Have a question for Google? No, not the kind you enter into a search box. The kind for Matt Cutts -- one of the few faces you see regularly speaking on behalf of the search behemoth. He gives some behind-the-scenes information on why they did this or that, or if what you heard they were doing is actually true.
If you have a new question for him, well, you're too late. Questions are closed. But, you can still vote up my question for Matt Cutts
. I think the answer is important to the future of the Web.
The burning question I have (and that's burning me up) is "won't 'not provided' make the Web worse?"
You can probably tell what I think the answer is. It's one of those things which, I said earlier this week, makes me like Google less
than I did.
I agree with the venerable Poynter Institute
, it's hurting the Web more each day. It's not just marketers that are being hurt by the now-withheld information. It's impacting everyone -- website owners and website users.

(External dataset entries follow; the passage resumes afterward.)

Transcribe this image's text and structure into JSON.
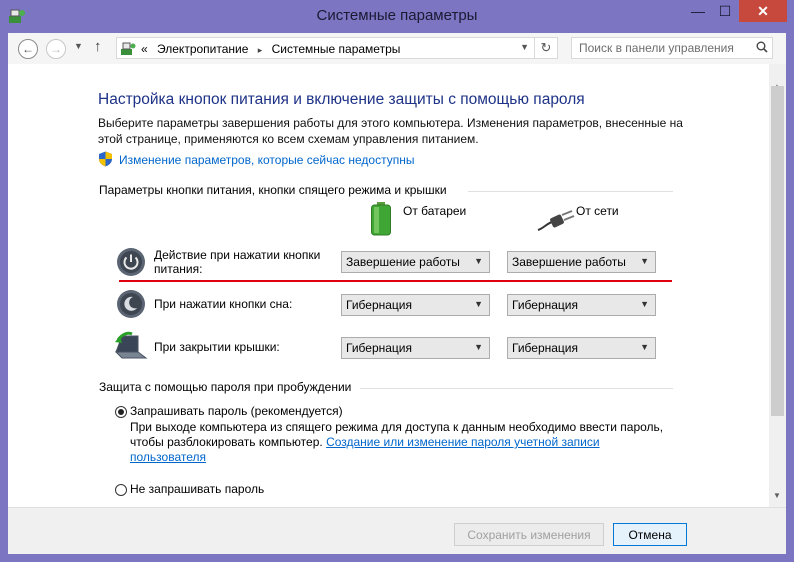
{
  "window": {
    "title": "Системные параметры",
    "controls": {
      "minimize": "—",
      "maximize": "☐",
      "close": "✕"
    }
  },
  "address_bar": {
    "prefix": "«",
    "path": [
      "Электропитание",
      "Системные параметры"
    ],
    "separator": "▸"
  },
  "search": {
    "placeholder": "Поиск в панели управления"
  },
  "page": {
    "heading": "Настройка кнопок питания и включение защиты с помощью пароля",
    "description": "Выберите параметры завершения работы для этого компьютера. Изменения параметров, внесенные на этой странице, применяются ко всем схемам управления питанием.",
    "unavailable_link": "Изменение параметров, которые сейчас недоступны",
    "buttons_section": {
      "title": "Параметры кнопки питания, кнопки спящего режима и крышки",
      "col_battery": "От батареи",
      "col_ac": "От сети",
      "rows": [
        {
          "label": "Действие при нажатии кнопки питания:",
          "battery": "Завершение работы",
          "ac": "Завершение работы"
        },
        {
          "label": "При нажатии кнопки сна:",
          "battery": "Гибернация",
          "ac": "Гибернация"
        },
        {
          "label": "При закрытии крышки:",
          "battery": "Гибернация",
          "ac": "Гибернация"
        }
      ]
    },
    "password_section": {
      "title": "Защита с помощью пароля при пробуждении",
      "require_label": "Запрашивать пароль (рекомендуется)",
      "require_desc": "При выходе компьютера из спящего режима для доступа к данным необходимо ввести пароль, чтобы разблокировать компьютер.",
      "require_link": "Создание или изменение пароля учетной записи пользователя",
      "no_require_label": "Не запрашивать пароль",
      "require_selected": true
    }
  },
  "footer": {
    "save": "Сохранить изменения",
    "cancel": "Отмена"
  },
  "colors": {
    "frame": "#7c75c2",
    "heading": "#1e3287",
    "link": "#0066cc",
    "highlight_line": "#e0000f",
    "close_button": "#c7483d"
  }
}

When you can help visitors get to where they want to go faster, everyone wins. And, sure, you can infer what the search visitor was looking for when they arrived at the site, and whether they found what they were looking for or bounced.
"Infer" isn't far off from "assume," though. There's at least one clever saying about what happens when one assumes.

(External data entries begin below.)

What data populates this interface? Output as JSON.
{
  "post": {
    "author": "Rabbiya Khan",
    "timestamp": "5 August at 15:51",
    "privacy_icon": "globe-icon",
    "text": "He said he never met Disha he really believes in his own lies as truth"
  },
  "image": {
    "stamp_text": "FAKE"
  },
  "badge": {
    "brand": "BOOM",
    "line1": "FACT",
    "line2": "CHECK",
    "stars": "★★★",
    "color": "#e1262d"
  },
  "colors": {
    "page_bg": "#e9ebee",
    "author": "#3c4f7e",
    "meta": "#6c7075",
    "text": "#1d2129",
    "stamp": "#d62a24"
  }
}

Another great inference, later proved to not be true, is: the whiskey missing from the barrel was consumed by angels
. History is littered with bad inferences, because they're easy to make in the absence of observation or scientific data.

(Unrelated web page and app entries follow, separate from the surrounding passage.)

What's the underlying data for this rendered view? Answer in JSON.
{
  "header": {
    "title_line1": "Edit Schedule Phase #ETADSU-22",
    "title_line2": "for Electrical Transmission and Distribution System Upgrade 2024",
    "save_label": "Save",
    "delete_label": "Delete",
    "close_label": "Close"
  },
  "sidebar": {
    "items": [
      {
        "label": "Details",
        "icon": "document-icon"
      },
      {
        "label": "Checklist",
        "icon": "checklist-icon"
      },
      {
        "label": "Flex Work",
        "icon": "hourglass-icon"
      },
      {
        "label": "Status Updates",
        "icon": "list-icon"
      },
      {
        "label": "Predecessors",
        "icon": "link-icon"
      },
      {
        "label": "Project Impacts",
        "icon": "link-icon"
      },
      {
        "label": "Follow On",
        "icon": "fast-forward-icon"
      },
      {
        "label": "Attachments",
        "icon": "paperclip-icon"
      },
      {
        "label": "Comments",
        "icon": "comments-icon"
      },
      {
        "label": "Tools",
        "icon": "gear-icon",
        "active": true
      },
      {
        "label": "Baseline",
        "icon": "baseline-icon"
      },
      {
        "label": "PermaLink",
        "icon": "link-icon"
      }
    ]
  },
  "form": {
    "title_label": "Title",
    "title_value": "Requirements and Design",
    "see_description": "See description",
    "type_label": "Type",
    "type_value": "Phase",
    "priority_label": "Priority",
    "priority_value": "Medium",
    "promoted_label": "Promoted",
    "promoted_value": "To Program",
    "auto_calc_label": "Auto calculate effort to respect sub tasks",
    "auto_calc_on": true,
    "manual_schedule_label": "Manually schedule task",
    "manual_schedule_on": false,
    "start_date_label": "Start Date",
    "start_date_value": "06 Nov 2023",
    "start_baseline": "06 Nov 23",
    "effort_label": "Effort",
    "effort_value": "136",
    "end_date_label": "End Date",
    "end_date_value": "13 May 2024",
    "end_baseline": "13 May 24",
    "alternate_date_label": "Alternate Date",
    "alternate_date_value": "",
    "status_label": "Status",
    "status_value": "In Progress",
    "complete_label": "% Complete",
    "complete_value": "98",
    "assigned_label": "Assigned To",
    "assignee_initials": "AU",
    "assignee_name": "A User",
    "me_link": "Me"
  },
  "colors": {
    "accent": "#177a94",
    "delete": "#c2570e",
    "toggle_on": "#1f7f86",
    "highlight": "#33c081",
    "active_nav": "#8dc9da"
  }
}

I've always heard that Google hires the top scientists in their field. Shouldn't they support exact data, too, rather than making improvements based on inferences and assumptions?